2. Distribution deals at Sundance have been modest but steady, as buyers forge on despite few of last year’s deals paying off. A partnership between a digital exhibitor, Cinedigm, and a veteran distributor, New Video, looks to make possible multi-platform deals for indie films, and there’s even now an automated way to submit indie films for distribution consideration. (Bonus link: Sundance awards were handed out last night.)
3. Independent films snagged 60 Oscar nominations (though you’ll see in the comments section of that article a debate over what qualifies as independent), but the French indie film Declaration of War got snubbed. Given Fox International’s new strategy of investing in foreign films made for their local markets, it seems the major studios could horn in on the foreign language film category someday soon. Once again, there won’t be many women at the Oscars for producing, directing and writing awards, as 2011 was a dismal year for female employment behind the camera. The imbalance is even worse in trailer voiceovers.
4. Tablet and e-reader sales are soaring, and about one-third of Americans own some form of e-reader now. And while e-book sales growth has been slower than many predicted, e-book lending is surging. While this seems to spell death for bookstores, some indie bookstores are growing, and African-American independent bookstores in particular illustrate that relationships with the local community are crucial to survival.
5. Musicians are increasingly objecting to streaming services carrying their music, though a Sony exec insists they don’t hurt download sales. Either way, we may end up seeing distribution windowing of music soon, and it will also be interesting to see where the RIAA’s lawsuit against ReDigi will go, as ReDigi insists it’s legal to buy and sell pre-owned iTunes music files.
6. Nintendo’s got some challenges ahead: Wii-related sales are plunging, the 3DS isn’t selling, and no one seems to know what the Wii U even is, plus the next Xbox will well surpass the Wii U in performance. Meanwhile, Microsoft managed to make a whole theme park out of the Kinect.
7. McDonald’s’ attempt to encourage #McDStories on Twitter went awry, but the #littlestories campaign has apparently gone smoother. More profoundly, an homophobic hate group’s anti-gay hashtag got brilliantly hijacked. Soon, the power of hashtag trending and hijacking will be available to right-to-left language users.

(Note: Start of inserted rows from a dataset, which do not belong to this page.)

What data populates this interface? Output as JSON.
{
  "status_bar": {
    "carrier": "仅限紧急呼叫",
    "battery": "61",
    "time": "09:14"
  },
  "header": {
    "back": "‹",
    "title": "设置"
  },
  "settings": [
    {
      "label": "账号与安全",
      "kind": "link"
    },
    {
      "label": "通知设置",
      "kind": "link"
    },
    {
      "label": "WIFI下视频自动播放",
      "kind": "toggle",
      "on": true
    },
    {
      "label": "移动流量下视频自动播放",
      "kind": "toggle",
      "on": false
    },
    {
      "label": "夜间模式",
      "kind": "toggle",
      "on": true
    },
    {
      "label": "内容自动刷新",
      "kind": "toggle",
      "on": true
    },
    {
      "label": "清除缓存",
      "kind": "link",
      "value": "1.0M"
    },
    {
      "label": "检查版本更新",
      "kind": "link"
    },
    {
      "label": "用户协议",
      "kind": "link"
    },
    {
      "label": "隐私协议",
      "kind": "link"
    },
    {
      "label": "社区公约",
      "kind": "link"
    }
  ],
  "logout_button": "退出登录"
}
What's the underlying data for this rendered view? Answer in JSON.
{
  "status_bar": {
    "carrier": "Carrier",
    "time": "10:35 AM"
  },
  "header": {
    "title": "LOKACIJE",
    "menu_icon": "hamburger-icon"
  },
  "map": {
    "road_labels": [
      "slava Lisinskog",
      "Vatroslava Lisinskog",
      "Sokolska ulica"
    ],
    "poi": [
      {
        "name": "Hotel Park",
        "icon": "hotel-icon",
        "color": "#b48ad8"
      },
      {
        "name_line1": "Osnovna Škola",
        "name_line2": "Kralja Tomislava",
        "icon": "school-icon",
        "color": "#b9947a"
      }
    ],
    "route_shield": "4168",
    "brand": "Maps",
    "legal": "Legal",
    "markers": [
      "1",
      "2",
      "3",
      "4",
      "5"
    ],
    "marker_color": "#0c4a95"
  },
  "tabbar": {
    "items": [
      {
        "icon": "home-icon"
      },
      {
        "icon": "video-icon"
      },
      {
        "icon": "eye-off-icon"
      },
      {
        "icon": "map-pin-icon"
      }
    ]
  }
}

8. Comcast is tops in broadband speed, but has given up on the wireless business, while telecom companies are dumping DSL. A “Super Wi-Fi” network now exists in North Carolina using old analog TV spectrum (thus it’s technically not wi-fi) to send signals across a further range, but its future prospects are in question thanks to the spectrum bill in Congress.

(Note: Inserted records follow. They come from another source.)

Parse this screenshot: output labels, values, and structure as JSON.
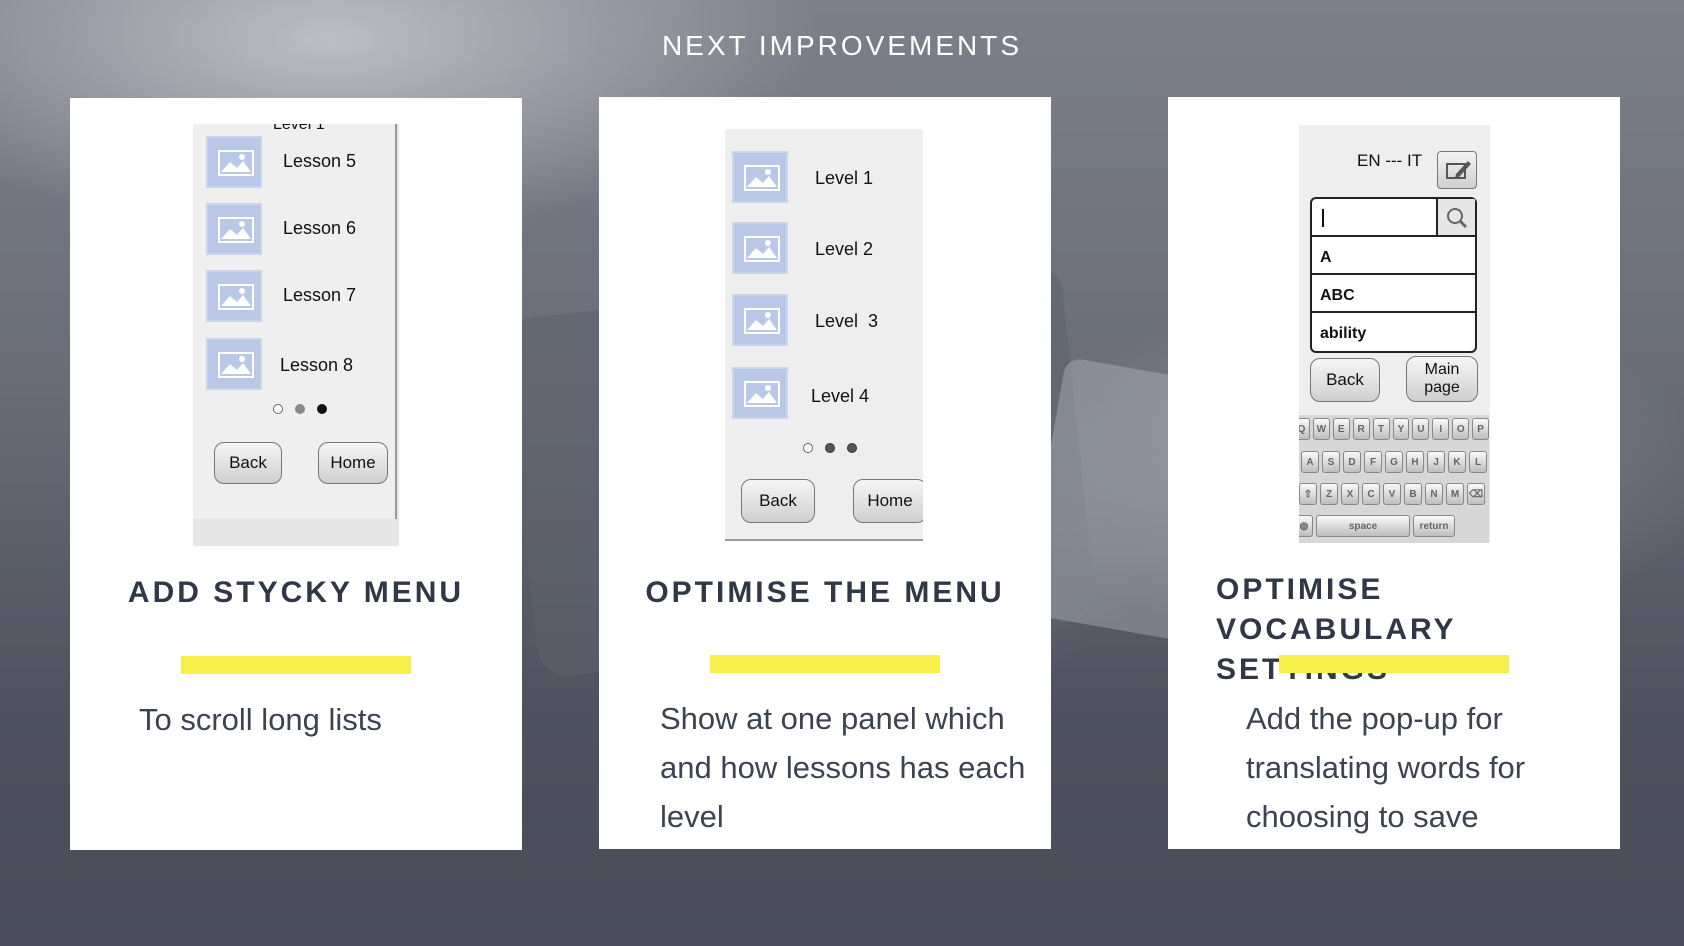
{
  "page_title": "NEXT IMPROVEMENTS",
  "colors": {
    "accent_bar": "#f8f04a",
    "heading": "#303746",
    "card": "#ffffff"
  },
  "cards": [
    {
      "heading": "ADD STYCKY MENU",
      "body": "To scroll long lists",
      "screenshot": {
        "top_label": "Level 1",
        "items": [
          "Lesson 5",
          "Lesson 6",
          "Lesson 7",
          "Lesson 8"
        ],
        "back": "Back",
        "home": "Home",
        "page_dots": 3,
        "active_dot": 3
      }
    },
    {
      "heading": "OPTIMISE THE MENU",
      "body": "Show at one panel which and how lessons has each level",
      "screenshot": {
        "items": [
          "Level 1",
          "Level 2",
          "Level  3",
          "Level 4"
        ],
        "back": "Back",
        "home": "Home",
        "page_dots": 3
      }
    },
    {
      "heading": "OPTIMISE VOCABULARY SETTINGS",
      "body": "Add the pop-up for translating words for choosing to save",
      "screenshot": {
        "lang": "EN --- IT",
        "suggestions": [
          "A",
          "ABC",
          "ability"
        ],
        "back": "Back",
        "main_page": "Main page",
        "keyboard_rows": [
          [
            "Q",
            "W",
            "E",
            "R",
            "T",
            "Y",
            "U",
            "I",
            "O",
            "P"
          ],
          [
            "A",
            "S",
            "D",
            "F",
            "G",
            "H",
            "J",
            "K",
            "L"
          ],
          [
            "⇧",
            "Z",
            "X",
            "C",
            "V",
            "B",
            "N",
            "M",
            "⌫"
          ]
        ],
        "space": "space",
        "return": "return"
      }
    }
  ]
}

10. Some of the finer News for TV Majors posts from the past two weeks: Social Growth, NAB Criticizes TWC, Stealing Downton Abbey, Leno Complaint, Netflix News, More Netflix News, Defending Episodic Viewing, Live & Streaming Audiences Diverge, TV Nudity Clause, Modern Family Placement, Fans Affect Revenge, TV Everywhere Revenue, Piracy Fight, Prime-Time GH, Letterman Booker Fired, NBC’s Flaws, New TV Analysis Site.